The Search for John Tresilian, Master Smith to Edward IV

Jane Geddes investigates the remarkable ironwork of the gates of the tomb of Edward IV, and considers what they can tell us about 15th-century craft and culture.

Most medieval blacksmiths, like other craftsmen from the Middle Ages, remain anonymous and forgotten. Occasionally documents, perhaps relating to guilds, court cases, rentals or wills, may cast some light on a few individuals but the chances of connecting documents to surviving works of medieval wrought iron are very slight. As a result, we know little about the working practices, training and social milieu of medieval blacksmiths. However, a trail of tiny clues has opened up the world of John Tresilian, one of the greatest smiths whose work survives from the Middle Ages, revealing a complex cultural background and highly evolved technical skills. He made the astonishing gates and suite of door furniture for Edward IV’s chantry at St George’s Chapel, Windsor, between 1477 and 1484.

To continue reading this article you will need to purchase access to the online archive.

Buy Online Access  Buy Print & Archive Subscription

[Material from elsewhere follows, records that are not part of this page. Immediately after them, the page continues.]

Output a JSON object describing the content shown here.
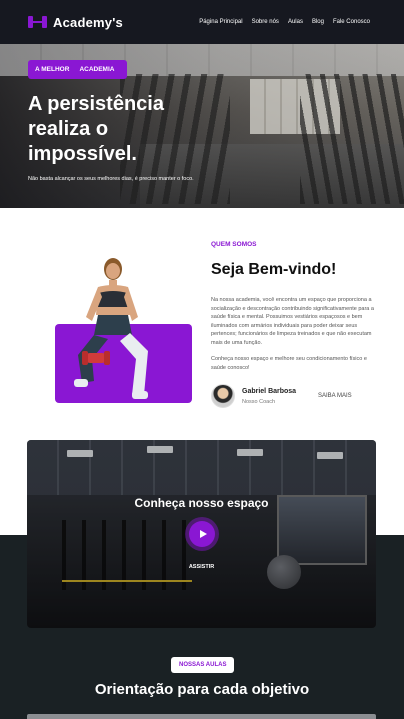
{
  "nav": {
    "brand": "Academy's",
    "items": [
      "Página Principal",
      "Sobre nós",
      "Aulas",
      "Blog",
      "Fale Conosco"
    ]
  },
  "hero": {
    "badge_left": "A MELHOR",
    "badge_right": "ACADEMIA",
    "title": "A persistência realiza o impossível.",
    "subtitle": "Não basta alcançar os seus melhores dias, é preciso manter o foco."
  },
  "about": {
    "label": "QUEM SOMOS",
    "title": "Seja Bem-vindo!",
    "text": "Na nossa academia, você encontra um espaço que proporciona a socialização e descontração contribuindo significativamente para a saúde física e mental. Possuimos vestiários espaçosos e bem iluminados com armários individuais para poder deixar seus pertences; funcionários de limpeza treinados e que não executam mais de uma função.",
    "text2": "Conheça nosso espaço e melhore seu condicionamento físico e saúde conosco!",
    "coach_name": "Gabriel Barbosa",
    "coach_role": "Nosso Coach",
    "more": "SAIBA MAIS"
  },
  "video": {
    "title": "Conheça nosso espaço",
    "play_label": "ASSISTIR"
  },
  "classes": {
    "label": "NOSSAS AULAS",
    "title": "Orientação para cada objetivo"
  },
  "colors": {
    "accent": "#8a17d3",
    "nav_bg": "#161820",
    "dark_band": "#1a2124"
  }
}
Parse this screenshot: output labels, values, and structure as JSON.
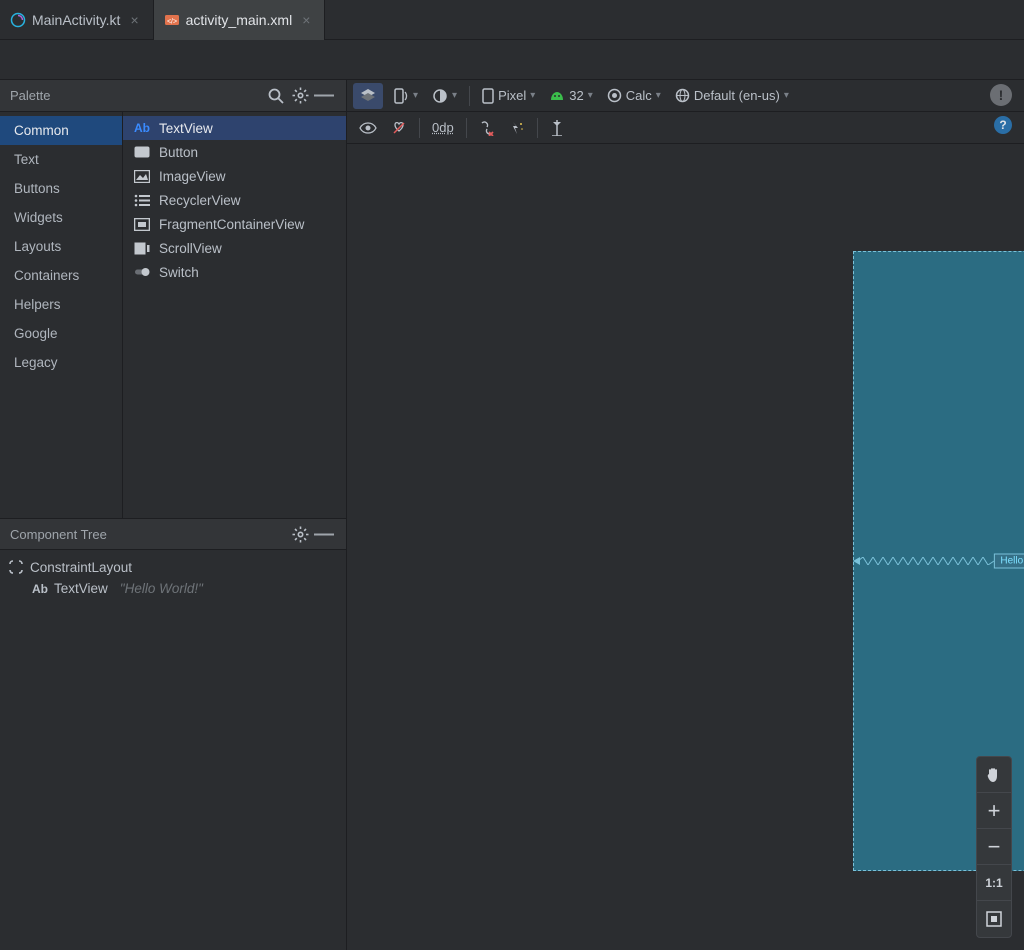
{
  "tabs": [
    {
      "name": "MainActivity.kt",
      "active": false
    },
    {
      "name": "activity_main.xml",
      "active": true
    }
  ],
  "palette": {
    "title": "Palette",
    "categories": [
      "Common",
      "Text",
      "Buttons",
      "Widgets",
      "Layouts",
      "Containers",
      "Helpers",
      "Google",
      "Legacy"
    ],
    "selected_category": "Common",
    "items": [
      {
        "icon": "ab",
        "label": "TextView",
        "selected": true
      },
      {
        "icon": "rect",
        "label": "Button"
      },
      {
        "icon": "image",
        "label": "ImageView"
      },
      {
        "icon": "list",
        "label": "RecyclerView"
      },
      {
        "icon": "fragment",
        "label": "FragmentContainerView"
      },
      {
        "icon": "scroll",
        "label": "ScrollView"
      },
      {
        "icon": "switch",
        "label": "Switch"
      }
    ]
  },
  "component_tree": {
    "title": "Component Tree",
    "root": {
      "icon": "constraint",
      "label": "ConstraintLayout"
    },
    "child": {
      "icon": "ab",
      "label": "TextView",
      "hint": "\"Hello World!\""
    }
  },
  "design_toolbar": {
    "device": "Pixel",
    "api": "32",
    "theme": "Calc",
    "locale": "Default (en-us)",
    "margin": "0dp"
  },
  "canvas": {
    "hello_text": "Hello World!"
  },
  "zoom": {
    "fit_label": "1:1"
  }
}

If you have already purchased access, or are a print & archive subscriber, please ensure you are logged in.

Please email if you have any problems.